Yield: 6 servings

Total time: 45 minutes, plus 1 hour soaking

2 cups white basmati rice, soaked in cold water for 1 hour


1 teaspoon green cardamom pods

1 teaspoon cumin seeds

1/2 cup sunflower or grapeseed oil

1. In a large pot with a lid, bring 8 1/2 cups water to a boil over high heat. Meanwhile, drain the rice in a large fine-mesh sieve or colander and rinse under cold water until the water runs clear. Add the rice and 1 tablespoon kosher salt (or 1 1/2 teaspoons coarse kosher salt or fine salt) to the boiling water. Boil uncovered, until the grains seem to have doubled in length, 5 to 6 minutes.


2. Meanwhile, in a small saucepan or kettle, bring 1 1/2 cups of water to a boil and keep at a simmer. Place the cardamom pods on a cutting board and lightly crack them with the side of a large knife.

3. Drain the parboiled rice in the sieve or colander and return the rice to the pot. Add the cracked cardamom pods and any seeds that may have popped out, the cumin seeds and 1 tablespoon kosher salt (or 1 1/2 teaspoons coarse kosher salt or fine salt). Mix gently to combine, taking care to not break the rice grains. Drizzle with the oil and the just-boiled water from the saucepan, and stir gently to coat the rice.

4. Cover the pot and cook over high heat until steam escapes from beneath the lid, 3 to 6 minutes. This is a critical step in preparing the rice to avoid overcooking it. Once you see the steam, reduce the heat to low and cook until the rice is tender and all the water is gone, another 20 minutes. Serve immediately.

Haft Mewa (Seven Fruits)

Recipe from Farida Ayubi and Durkhanai Ayubi

Adapted by Naz Deravian

Haft mewa, which means seven fruits in Persian, is a symbolic compote of dried fruits and nuts traditionally prepared for Afghan Nowruz, the celebration of the new year and vernal equinox. Durkhania Ayubi shared this version in her cookbook, “Parwana: Recipes and Stories From an Afghan Kitchen.” She received the recipe from her mother, Farida Ayubi, who grew up making it in Afghanistan and continued the tradition with her family in their adopted home of Adelaide, Australia. Different types of nuts and fruits, which sometimes number more than seven despite the dish’s name, are soaked in water for two days to allow the fruits to plump up and release their natural juices. The nuts are peeled so they don’t make the syrup bitter and murky. — Naz Deravian

Yield: 6 servings
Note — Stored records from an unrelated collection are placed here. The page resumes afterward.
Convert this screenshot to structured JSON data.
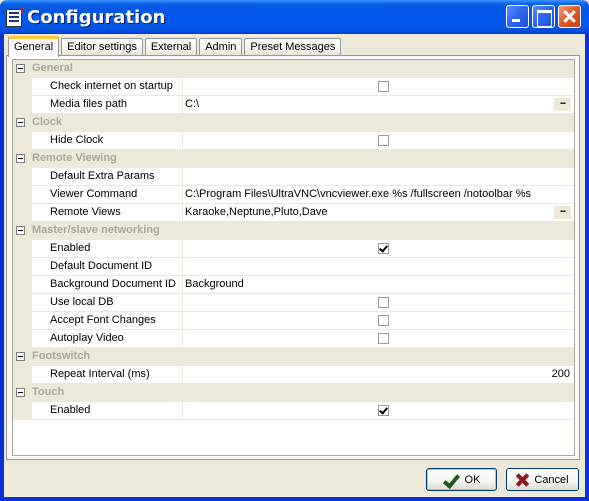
{
  "window": {
    "title": "Configuration",
    "controls": {
      "minimize": "minimize-icon",
      "maximize": "maximize-icon",
      "close": "close-icon"
    }
  },
  "tabs": [
    {
      "label": "General",
      "active": true
    },
    {
      "label": "Editor settings",
      "active": false
    },
    {
      "label": "External",
      "active": false
    },
    {
      "label": "Admin",
      "active": false
    },
    {
      "label": "Preset Messages",
      "active": false
    }
  ],
  "property_grid": {
    "categories": [
      {
        "name": "General",
        "expanded": true,
        "properties": [
          {
            "name": "Check internet on startup",
            "type": "checkbox",
            "checked": false
          },
          {
            "name": "Media files path",
            "type": "text",
            "value": "C:\\",
            "has_ellipsis": true
          }
        ]
      },
      {
        "name": "Clock",
        "expanded": true,
        "properties": [
          {
            "name": "Hide Clock",
            "type": "checkbox",
            "checked": false
          }
        ]
      },
      {
        "name": "Remote Viewing",
        "expanded": true,
        "properties": [
          {
            "name": "Default Extra Params",
            "type": "text",
            "value": ""
          },
          {
            "name": "Viewer Command",
            "type": "text",
            "value": "C:\\Program Files\\UltraVNC\\vncviewer.exe %s /fullscreen /notoolbar %s"
          },
          {
            "name": "Remote Views",
            "type": "text",
            "value": "Karaoke,Neptune,Pluto,Dave",
            "has_ellipsis": true
          }
        ]
      },
      {
        "name": "Master/slave networking",
        "expanded": true,
        "properties": [
          {
            "name": "Enabled",
            "type": "checkbox",
            "checked": true
          },
          {
            "name": "Default Document ID",
            "type": "text",
            "value": ""
          },
          {
            "name": "Background Document ID",
            "type": "text",
            "value": "Background"
          },
          {
            "name": "Use local DB",
            "type": "checkbox",
            "checked": false
          },
          {
            "name": "Accept Font Changes",
            "type": "checkbox",
            "checked": false
          },
          {
            "name": "Autoplay Video",
            "type": "checkbox",
            "checked": false
          }
        ]
      },
      {
        "name": "Footswitch",
        "expanded": true,
        "properties": [
          {
            "name": "Repeat Interval (ms)",
            "type": "number",
            "value": "200"
          }
        ]
      },
      {
        "name": "Touch",
        "expanded": true,
        "properties": [
          {
            "name": "Enabled",
            "type": "checkbox",
            "checked": true
          }
        ]
      }
    ],
    "ellipsis_label": "..."
  },
  "buttons": {
    "ok": {
      "label": "OK",
      "icon": "checkmark-icon"
    },
    "cancel": {
      "label": "Cancel",
      "icon": "x-icon"
    }
  }
}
Total time: 1 1/2 hours, plus soaking and 2 days’ chilling

1/3 cup/50 grams whole raw almonds

6 tablespoons/50 grams shelled raw pistachios
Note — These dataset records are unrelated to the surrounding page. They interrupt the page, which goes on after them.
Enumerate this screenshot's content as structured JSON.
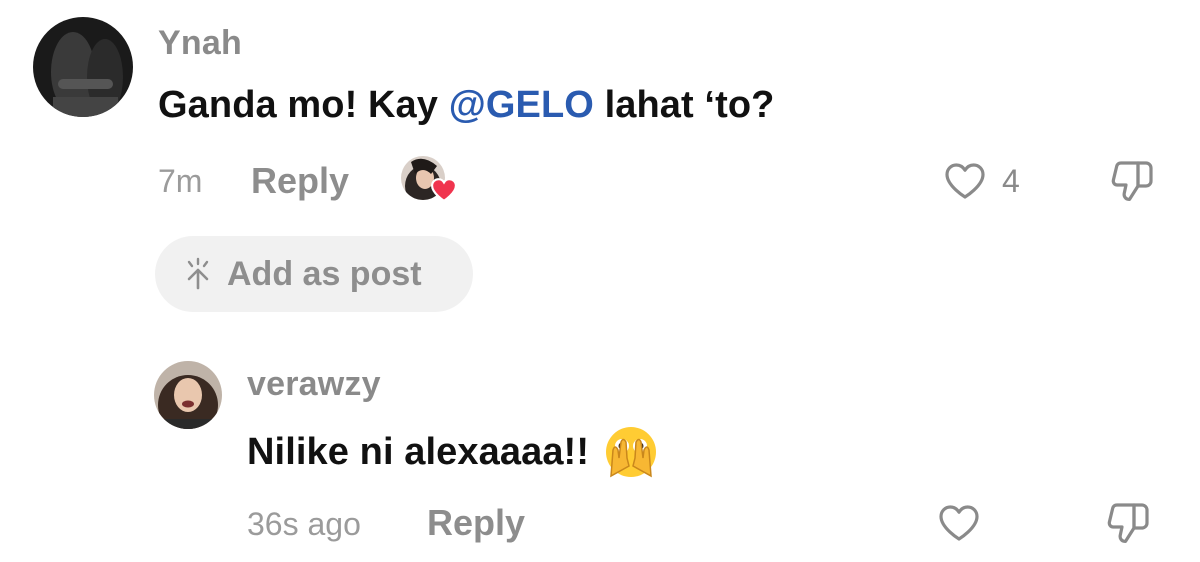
{
  "comments": [
    {
      "username": "Ynah",
      "text_before": "Ganda mo! Kay ",
      "mention": "@GELO",
      "text_after": " lahat ‘to?",
      "time": "7m",
      "reply_label": "Reply",
      "like_count": "4",
      "add_as_post_label": "Add as post",
      "creator_liked": true
    },
    {
      "username": "verawzy",
      "text": "Nilike ni alexaaaa!!",
      "emoji": "face-with-open-eyes-and-hand-over-mouth",
      "time": "36s ago",
      "reply_label": "Reply"
    }
  ],
  "colors": {
    "mention": "#2a5bb0",
    "heart_badge": "#f0344e",
    "muted_text": "#8a8a8a"
  },
  "icons": [
    "heart-outline-icon",
    "thumbs-down-icon",
    "add-post-icon",
    "creator-liked-badge-icon"
  ]
}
1/2 cup/50 grams walnut halves (optional; see Tip)

1 cup/150 grams golden raisins, rinsed

1/3 cup/50 grams dried large apricots, about 8, rinsed
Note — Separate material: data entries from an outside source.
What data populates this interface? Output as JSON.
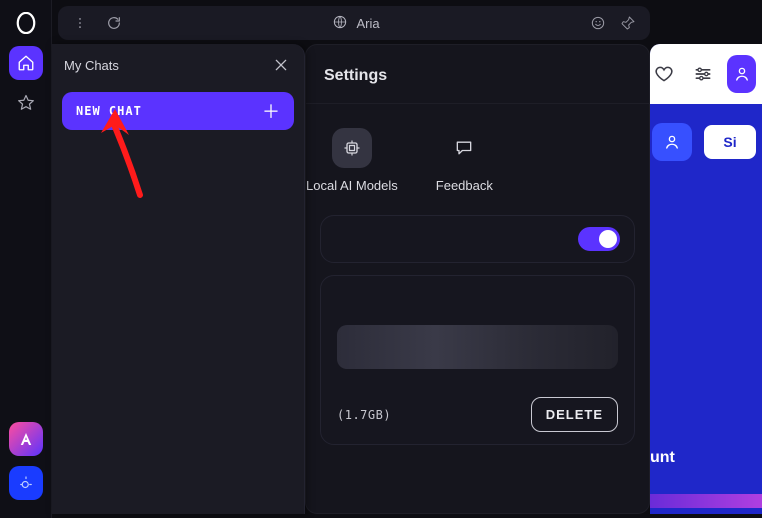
{
  "address": {
    "title": "Aria"
  },
  "top_icons": {
    "heart": "heart",
    "filters": "filters",
    "user": "user"
  },
  "chats": {
    "panel_title": "My Chats",
    "new_chat_label": "NEW CHAT"
  },
  "settings": {
    "title": "Settings",
    "tabs": {
      "models": "Local AI Models",
      "feedback": "Feedback"
    },
    "toggle_on": true,
    "model_size": "(1.7GB)",
    "delete_label": "DELETE"
  },
  "bg": {
    "si_label": "Si",
    "unt_fragment": "unt"
  },
  "colors": {
    "accent": "#5b33ff",
    "red": "#ff1b1b"
  }
}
1/3 cup/50 grams black raisins, rinsed

1/3 cup/50 grams senjed (oleaster), about 25, rinsed (see Tip)

1/4 cup/50 grams whole dried sour apricots with seeds, about 10, rinsed (see Tip)

1. Bring 3 cups of water to a boil. Place each variety of nut in a separate medium heatproof bowl and cover each variety with some of the just-boiled water. Soak the almonds and pistachios for about 1 hour, and soak the walnuts overnight (if using) to help the skins peel off. Almond and pistachio skins slip off fairly easily; walnuts take more effort. Once the skins are softened, drain the nuts and use your fingers to rub off the skins. Rinse the peeled nuts and place them all in one bowl.


2. In a medium pot with a lid, bring 5 cups of water to a boil. Remove from the heat and carefully add the nuts and all of the dried fruits to the pot. Cover and set aside to cool at room temperature. Once cool, cover and refrigerate for 48 hours to allow the flavors to fully develop.

3. Serve chilled, ladling some syrupy soaking liquid into each bowl. Be mindful that the senjed and whole dried apricots have seeds. Haft mewa will keep refrigerated in an airtight container for up to 1 week.


Peeling walnuts can be an arduous task, so you can leave them out and add more almonds and pistachios instead.

Senjed and whole dried sour apricots with seeds can be found at Afghan or Iranian markets, and online. They are a hallmark of the dish, but can be substituted with other dried fruits, such as figs and cherries.